Newbie workflow suggestions for non-standard antenna design


#1

Hi! I am just getting started with KiCAD (and EDA period). Naturally my first project is not the standard pile of resistors and ICs, but a patch antenna with an SMA connector. I am having trouble filling zones and connecting them to the relevant traces. Perhaps someone can walk me through the basic approach (zones may not be the right one).

Design elements:

  • large copper rectangle (or more than one) on the front
  • connected together by traces of well-controlled width AND length (sub-millimeter control needed)
  • trace going to center pin of SMA and connecting patches
  • SMA mounted on back; through holes protruding to front (found and added footprint successfully)
  • ground plane on entire back
  • pads all around back side SMA for solid solder connection to ground plane (through legs soldered to pads on front just for mechanical strength)

Should I be using filled zones? Should the zones be on the net associated with the SMA central pin? Why don’t they fill (have gotten them too, unpredictably, unrepeatably)? Can I do trace length fine control? How do I customize the rear-side SMA solder pad interface?

I feel like I’m asking for things that simply may not be supported, but new to EDA, I can’t know for sure. Appreciate any advice!


#2

It sounds like what you are attempting is possible with KiCAD. However, KiCAD doesn’t actually support this kind of design work so there will be some workaround and sleight-of-hand as you coerce it into performing some unnatural acts.

You may find it easier to create the antenna as a footprint, rather than a circuit. Each patch would be defined as an SMT pad (or group of overlapping pads). Likewise for the transmission line elements. You may have to define separate footprints for the topside and bottom side geometries.

Can you post a sketch, dimensioned drawing, or even a screenshot (from, e.g., Sonnet) of your antenna design?

Dale


#3

Thanks for the quick response and advice. I had wondered if custom footprints would be the way to go; but fuzzy on what “device” I would attach to.

I did manage to trick it and got closer to my goal: I made a test point, associated with a large SMD pad footprint, so I was able to run a trace from the SMA center pin to the test pad, controlling the width of various transmission line segments along the way. Then I was able to draw zones on top of the transmission line and they filled in. The only problem is the clearance around the test pad within one of the zone/patches (picture below). I would like this to be filled in with copper, and also do not want soldermask exclusion around this pad (but do want it around the SMA pads).

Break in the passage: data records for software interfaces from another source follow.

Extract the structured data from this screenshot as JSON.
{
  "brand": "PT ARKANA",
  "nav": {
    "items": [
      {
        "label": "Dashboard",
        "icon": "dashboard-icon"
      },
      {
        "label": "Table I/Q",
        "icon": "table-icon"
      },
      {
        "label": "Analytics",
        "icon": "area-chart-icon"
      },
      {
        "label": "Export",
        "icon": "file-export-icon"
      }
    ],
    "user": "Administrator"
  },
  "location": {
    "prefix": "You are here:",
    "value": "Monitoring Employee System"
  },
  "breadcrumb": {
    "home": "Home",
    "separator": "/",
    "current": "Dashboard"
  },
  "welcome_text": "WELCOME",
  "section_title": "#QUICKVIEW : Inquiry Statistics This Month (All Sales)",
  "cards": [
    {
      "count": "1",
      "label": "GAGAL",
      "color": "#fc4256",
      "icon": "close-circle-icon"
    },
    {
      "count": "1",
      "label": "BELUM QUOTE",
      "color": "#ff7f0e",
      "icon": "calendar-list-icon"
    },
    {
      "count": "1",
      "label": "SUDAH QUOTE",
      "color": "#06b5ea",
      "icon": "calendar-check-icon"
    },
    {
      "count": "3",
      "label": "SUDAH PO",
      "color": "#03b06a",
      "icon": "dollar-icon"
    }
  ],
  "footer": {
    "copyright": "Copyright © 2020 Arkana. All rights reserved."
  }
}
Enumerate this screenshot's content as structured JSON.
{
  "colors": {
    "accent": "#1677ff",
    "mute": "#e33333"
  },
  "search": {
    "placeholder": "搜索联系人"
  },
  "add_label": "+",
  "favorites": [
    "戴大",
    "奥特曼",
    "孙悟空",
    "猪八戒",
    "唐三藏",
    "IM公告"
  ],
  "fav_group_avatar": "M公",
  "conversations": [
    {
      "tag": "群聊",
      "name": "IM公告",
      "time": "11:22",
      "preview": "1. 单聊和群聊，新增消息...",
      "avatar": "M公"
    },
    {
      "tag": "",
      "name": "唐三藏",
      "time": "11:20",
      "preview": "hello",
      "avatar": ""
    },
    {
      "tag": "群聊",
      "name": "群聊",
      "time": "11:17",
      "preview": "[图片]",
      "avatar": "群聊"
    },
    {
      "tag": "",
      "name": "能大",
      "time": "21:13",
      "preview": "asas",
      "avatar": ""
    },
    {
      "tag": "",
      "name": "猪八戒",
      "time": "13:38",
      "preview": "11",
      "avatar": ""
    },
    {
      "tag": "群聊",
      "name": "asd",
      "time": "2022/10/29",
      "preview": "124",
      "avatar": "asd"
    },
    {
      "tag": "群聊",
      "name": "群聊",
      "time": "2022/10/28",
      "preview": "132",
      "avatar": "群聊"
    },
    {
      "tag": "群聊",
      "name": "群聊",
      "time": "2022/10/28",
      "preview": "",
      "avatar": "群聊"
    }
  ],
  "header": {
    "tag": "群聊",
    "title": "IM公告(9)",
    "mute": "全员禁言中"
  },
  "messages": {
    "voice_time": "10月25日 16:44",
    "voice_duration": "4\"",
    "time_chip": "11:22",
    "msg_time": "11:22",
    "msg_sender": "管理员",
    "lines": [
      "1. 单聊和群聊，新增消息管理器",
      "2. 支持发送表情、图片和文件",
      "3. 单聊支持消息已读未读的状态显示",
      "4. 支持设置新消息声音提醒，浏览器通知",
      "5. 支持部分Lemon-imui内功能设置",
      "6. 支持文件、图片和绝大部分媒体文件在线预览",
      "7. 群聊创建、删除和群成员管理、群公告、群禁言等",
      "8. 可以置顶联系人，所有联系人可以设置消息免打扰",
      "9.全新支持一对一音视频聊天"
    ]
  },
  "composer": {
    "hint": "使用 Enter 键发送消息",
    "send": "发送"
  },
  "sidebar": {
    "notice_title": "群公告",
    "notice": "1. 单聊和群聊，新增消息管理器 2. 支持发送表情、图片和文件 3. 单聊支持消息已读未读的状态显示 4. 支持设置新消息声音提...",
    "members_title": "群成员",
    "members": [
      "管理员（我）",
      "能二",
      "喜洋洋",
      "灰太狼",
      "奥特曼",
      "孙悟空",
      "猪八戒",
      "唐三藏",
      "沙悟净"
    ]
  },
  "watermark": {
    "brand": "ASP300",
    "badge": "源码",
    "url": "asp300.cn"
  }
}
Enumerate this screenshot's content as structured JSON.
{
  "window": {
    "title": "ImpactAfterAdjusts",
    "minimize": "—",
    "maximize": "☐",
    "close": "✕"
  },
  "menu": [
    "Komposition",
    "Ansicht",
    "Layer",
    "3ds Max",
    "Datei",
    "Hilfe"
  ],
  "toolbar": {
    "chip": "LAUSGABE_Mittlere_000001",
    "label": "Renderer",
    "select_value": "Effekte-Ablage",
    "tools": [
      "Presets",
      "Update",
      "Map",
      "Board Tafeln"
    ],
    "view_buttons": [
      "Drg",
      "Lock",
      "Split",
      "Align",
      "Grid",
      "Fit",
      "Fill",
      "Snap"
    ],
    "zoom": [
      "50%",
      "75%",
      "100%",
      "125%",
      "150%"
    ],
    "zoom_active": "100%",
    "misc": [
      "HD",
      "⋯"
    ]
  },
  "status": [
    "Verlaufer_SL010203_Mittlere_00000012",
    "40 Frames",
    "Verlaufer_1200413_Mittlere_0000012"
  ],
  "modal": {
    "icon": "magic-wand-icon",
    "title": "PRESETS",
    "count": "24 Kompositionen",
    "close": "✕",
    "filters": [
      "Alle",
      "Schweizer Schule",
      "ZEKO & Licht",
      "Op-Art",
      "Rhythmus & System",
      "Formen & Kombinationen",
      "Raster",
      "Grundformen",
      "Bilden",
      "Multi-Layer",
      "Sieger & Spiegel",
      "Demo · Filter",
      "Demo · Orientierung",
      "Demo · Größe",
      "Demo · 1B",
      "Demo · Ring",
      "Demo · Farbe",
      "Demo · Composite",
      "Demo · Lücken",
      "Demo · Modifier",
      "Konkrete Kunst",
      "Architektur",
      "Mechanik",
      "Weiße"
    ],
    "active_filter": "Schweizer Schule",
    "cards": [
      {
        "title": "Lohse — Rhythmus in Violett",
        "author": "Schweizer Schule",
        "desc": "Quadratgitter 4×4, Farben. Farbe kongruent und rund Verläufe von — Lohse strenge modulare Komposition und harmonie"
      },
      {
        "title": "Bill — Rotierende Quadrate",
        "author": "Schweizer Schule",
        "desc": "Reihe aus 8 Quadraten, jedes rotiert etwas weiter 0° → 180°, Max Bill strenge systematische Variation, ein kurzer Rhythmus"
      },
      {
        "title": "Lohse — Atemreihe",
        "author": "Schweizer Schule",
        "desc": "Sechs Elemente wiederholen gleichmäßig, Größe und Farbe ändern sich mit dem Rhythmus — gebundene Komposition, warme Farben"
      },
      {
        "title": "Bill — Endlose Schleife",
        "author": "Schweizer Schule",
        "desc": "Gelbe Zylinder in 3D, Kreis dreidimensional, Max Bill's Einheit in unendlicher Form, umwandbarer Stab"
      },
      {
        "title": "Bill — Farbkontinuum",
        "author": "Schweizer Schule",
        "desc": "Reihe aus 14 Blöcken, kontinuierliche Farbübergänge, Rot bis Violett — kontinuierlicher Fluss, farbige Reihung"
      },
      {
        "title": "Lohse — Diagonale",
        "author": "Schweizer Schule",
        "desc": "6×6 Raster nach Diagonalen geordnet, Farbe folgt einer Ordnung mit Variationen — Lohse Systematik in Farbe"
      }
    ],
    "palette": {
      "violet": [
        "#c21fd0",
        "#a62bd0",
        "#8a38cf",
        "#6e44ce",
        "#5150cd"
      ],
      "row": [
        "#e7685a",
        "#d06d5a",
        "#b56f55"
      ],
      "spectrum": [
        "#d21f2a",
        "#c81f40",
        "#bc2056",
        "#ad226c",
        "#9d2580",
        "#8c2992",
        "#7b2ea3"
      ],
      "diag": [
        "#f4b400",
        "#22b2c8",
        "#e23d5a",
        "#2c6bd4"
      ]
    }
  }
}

So it seems I have a track getting me partway there. Still no proof of concept that I can carefully control exact dimensions of zones, or trace length. But I’m assuming I can work/figure these things out.


#4

If you have masochistic inclinations you can see the locations of the fill zones (shown in millimeters, out to 8 or 10 decimal places) by opening the *.kicad_pcb file in a plain-text editor such as “Notepad++”.

A more practical approach is to zoom in on each vertex in the zone, place the cursor, and read off the (X,Y) co-ordinates from the bottom-most ribbon bar on your display window. I think it’s a VERY good idea to condition yourself to make liberal use of the Relative Coordinate feature (activated with the bar).

[quote] . . . The only problem is the clearance around the test pad within one of
the zone/patches (picture below). I would like this to be filled in
with copper, and also do not want soldermask exclusion around this pad
(but do want it around the SMA pads). . . . [/quote]

The “Edit” dialog (or is it called “Properties”?) for each pad allows you to set things like solder mask on/off, fill-to-pad clearance, nature of pad-to-fill connection (you probably want “Solid”), etc. Some of these parameters can also be set for the entire footprint, and for the fill zone - I believe the pad-by-pad settings take precedence, but I’m not certain.

Dale


#5

I am precisely this sort of masochist: but VI editor–please… I am almost certain to embrace this approach.

[quote]
The “Edit” dialog (or is it called “Properties”?) for each pad allows you to set things like solder mask on/off, fill-to-pad clearance, nature of pad-to-fill connection (you probably want “Solid”), etc. Some of these parameters can also be set for the entire footprint, and for the fill zone - I believe the pad-by-pad settings take precedence, but I’m not certain. [/quote]

Good tips. I was able to eradicate the solder mask for this pad not by turning it off (did not find this option), but by making the clearance negative and larger than the pad half-dimension. Gone. Still have not managed to eliminate the cleared copper around the pad (Solid, None, Thermal, etc.; also tried negative clearance trick). But you’ve given me some ideas and I will continue to bang at it. Thanks!


#6

Loads of fiddling with no result, but then key was to “Fill Zone” again after making the changes. Now, ironically, as I try to determine what parameters control the gap (editing zone parameters, pad parameters, footprint parameters), I can’t seem to re-instate the gap even when unfilling and refilling. At least I have what I want.

Also, to correct a previous statement, I can turn off the solder mask by unchecking the mask layer in the Edit Pad dialog: no need to make negative clearances (though this works too).